AuthorAnaïs Nin
GenreMemoir, Diary
Publication date
October 1992
Media typePrint (Hardcover and Paperback)
818/.5203 B 20
LC ClassPS3527.I865 Z465 1992

Incest: From a Journal of Love: The Unexpurgated Diary of Anaïs Nin (1932–1934) is a 1992 non-fiction book by Anaïs Nin.[1] It is a continuation of the diary entries first published in Henry and June: From the Unexpurgated Diary of Anaïs Nin. It features Nin's relationships with writer Henry Miller, his wife June Miller, the psychoanalyst Otto Rank, her father Joaquín Nin, and her husband Hugh Parker Guiler. She also copied some of her correspondence with these people into her diary. Much of this book was written in English, although those of her letters which were originally written in French and Spanish were translated. Most of this diary takes place in France, particularly Clichy, Paris and Louveciennes.[2]

This book is followed by Fire: From a Journal of Love: The Unexpurgated Diary of Anaïs Nin, 1934–1937.

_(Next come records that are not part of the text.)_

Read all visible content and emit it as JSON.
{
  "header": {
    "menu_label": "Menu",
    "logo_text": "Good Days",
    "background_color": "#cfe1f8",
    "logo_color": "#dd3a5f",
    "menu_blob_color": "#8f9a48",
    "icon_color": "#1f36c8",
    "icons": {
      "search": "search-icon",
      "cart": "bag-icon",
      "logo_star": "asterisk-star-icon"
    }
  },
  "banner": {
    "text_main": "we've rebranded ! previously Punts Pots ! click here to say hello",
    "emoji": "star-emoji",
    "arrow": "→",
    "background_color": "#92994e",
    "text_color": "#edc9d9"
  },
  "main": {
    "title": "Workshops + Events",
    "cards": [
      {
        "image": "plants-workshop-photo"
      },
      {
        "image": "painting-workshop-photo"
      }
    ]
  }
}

Plot summary[edit]

The book covers the conclusion of her and Henry's relationship with June, as well as her relationships with her analysts. Among other events, she re-establishes contact and begins a sexual relationship with her absent father Joaquín Nin, becomes pregnant with Miller's child and eventually has an abortion in her sixth month of pregnancy. She examines all of these events with a sharp eye through the filters of psychoanalysis, and herself becomes an experiment for psychoanalysis by symbolically appointing her husband Hugh Guiler as her father, Henry Miller as her husband, and her father as her lover.


Nin was in the midst of the surrealism movement, the psychoanalysis movement, and the expatriate community in Paris, and these intellectual influences upon her are evident in her diary entries. As well as providing a personal record of events, her diaries also chronicle the writing of various works including the novella Djuna from Winter of Artifice and Alraune which was later titled House of Incest. She edited Henry Miller's famous novel Tropic of Cancer, over which she wielded considerable influence.

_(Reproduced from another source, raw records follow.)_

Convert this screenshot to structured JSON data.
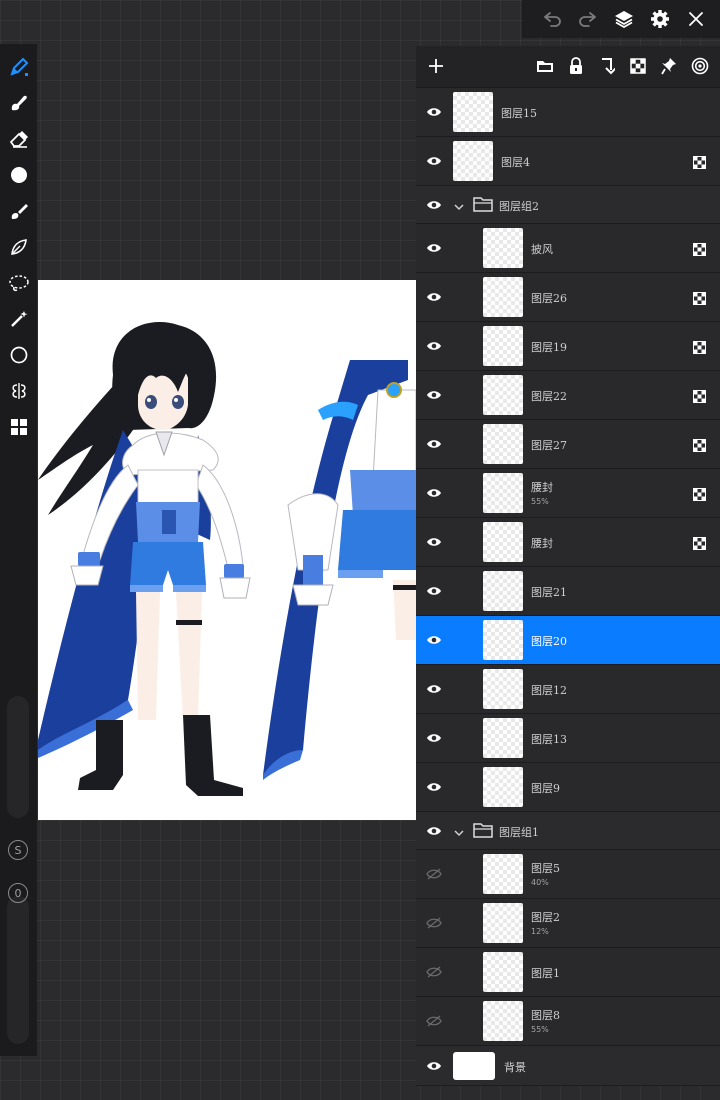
{
  "toolbar_top": {
    "icons": [
      "undo-icon",
      "redo-icon",
      "layers-icon",
      "settings-icon",
      "close-icon"
    ]
  },
  "left_tools": {
    "icons": [
      "brush-icon",
      "smudge-icon",
      "eraser-icon",
      "color-circle-icon",
      "fill-brush-icon",
      "vector-icon",
      "lasso-icon",
      "magic-wand-icon",
      "shape-circle-icon",
      "symmetry-icon",
      "grid-icon"
    ],
    "size_label": "S",
    "opacity_label": "0"
  },
  "layers_panel": {
    "add_icon": "plus-icon",
    "toolbar_icons": [
      "folder-icon",
      "lock-icon",
      "merge-down-icon",
      "checker-icon",
      "pin-icon",
      "target-icon"
    ],
    "layers": [
      {
        "kind": "layer",
        "name": "图层15",
        "opacity": "",
        "visible": true,
        "mode_icon": false,
        "indent": 0,
        "selected": false
      },
      {
        "kind": "layer",
        "name": "图层4",
        "opacity": "",
        "visible": true,
        "mode_icon": true,
        "indent": 0,
        "selected": false
      },
      {
        "kind": "group",
        "name": "图层组2",
        "visible": true
      },
      {
        "kind": "layer",
        "name": "披风",
        "opacity": "",
        "visible": true,
        "mode_icon": true,
        "indent": 1,
        "selected": false
      },
      {
        "kind": "layer",
        "name": "图层26",
        "opacity": "",
        "visible": true,
        "mode_icon": true,
        "indent": 1,
        "selected": false
      },
      {
        "kind": "layer",
        "name": "图层19",
        "opacity": "",
        "visible": true,
        "mode_icon": true,
        "indent": 1,
        "selected": false
      },
      {
        "kind": "layer",
        "name": "图层22",
        "opacity": "",
        "visible": true,
        "mode_icon": true,
        "indent": 1,
        "selected": false
      },
      {
        "kind": "layer",
        "name": "图层27",
        "opacity": "",
        "visible": true,
        "mode_icon": true,
        "indent": 1,
        "selected": false
      },
      {
        "kind": "layer",
        "name": "腰封",
        "opacity": "55%",
        "visible": true,
        "mode_icon": true,
        "indent": 1,
        "selected": false
      },
      {
        "kind": "layer",
        "name": "腰封",
        "opacity": "",
        "visible": true,
        "mode_icon": true,
        "indent": 1,
        "selected": false
      },
      {
        "kind": "layer",
        "name": "图层21",
        "opacity": "",
        "visible": true,
        "mode_icon": false,
        "indent": 1,
        "selected": false
      },
      {
        "kind": "layer",
        "name": "图层20",
        "opacity": "",
        "visible": true,
        "mode_icon": false,
        "indent": 1,
        "selected": true
      },
      {
        "kind": "layer",
        "name": "图层12",
        "opacity": "",
        "visible": true,
        "mode_icon": false,
        "indent": 1,
        "selected": false
      },
      {
        "kind": "layer",
        "name": "图层13",
        "opacity": "",
        "visible": true,
        "mode_icon": false,
        "indent": 1,
        "selected": false
      },
      {
        "kind": "layer",
        "name": "图层9",
        "opacity": "",
        "visible": true,
        "mode_icon": false,
        "indent": 1,
        "selected": false
      },
      {
        "kind": "group",
        "name": "图层组1",
        "visible": true
      },
      {
        "kind": "layer",
        "name": "图层5",
        "opacity": "40%",
        "visible": false,
        "mode_icon": false,
        "indent": 1,
        "selected": false
      },
      {
        "kind": "layer",
        "name": "图层2",
        "opacity": "12%",
        "visible": false,
        "mode_icon": false,
        "indent": 1,
        "selected": false
      },
      {
        "kind": "layer",
        "name": "图层1",
        "opacity": "",
        "visible": false,
        "mode_icon": false,
        "indent": 1,
        "selected": false
      },
      {
        "kind": "layer",
        "name": "图层8",
        "opacity": "55%",
        "visible": false,
        "mode_icon": false,
        "indent": 1,
        "selected": false
      },
      {
        "kind": "background",
        "name": "背景",
        "visible": true
      }
    ]
  },
  "colors": {
    "accent": "#0a7cff",
    "cape": "#1a3f9c",
    "shorts": "#2f7be0",
    "hair": "#1a1c22"
  }
}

Anaïs Nin first began publishing expurgated versions of The Diary of Anaïs Nin in 1966, omitting many details of her personal and love life. In 1986, after virtually everybody mentioned in her diaries had died, Rupert Pole, Nin's widower, began to publish what are now termed the "unexpurgated" versions of the diary. The "unexpurgated" versions of the diaries are more sexually frank than the versions published in the 1960s and 1970s, and provide a fuller picture of her life. The new material casts her incestuous relationship with her father and her relationship with Henry Miller in new light.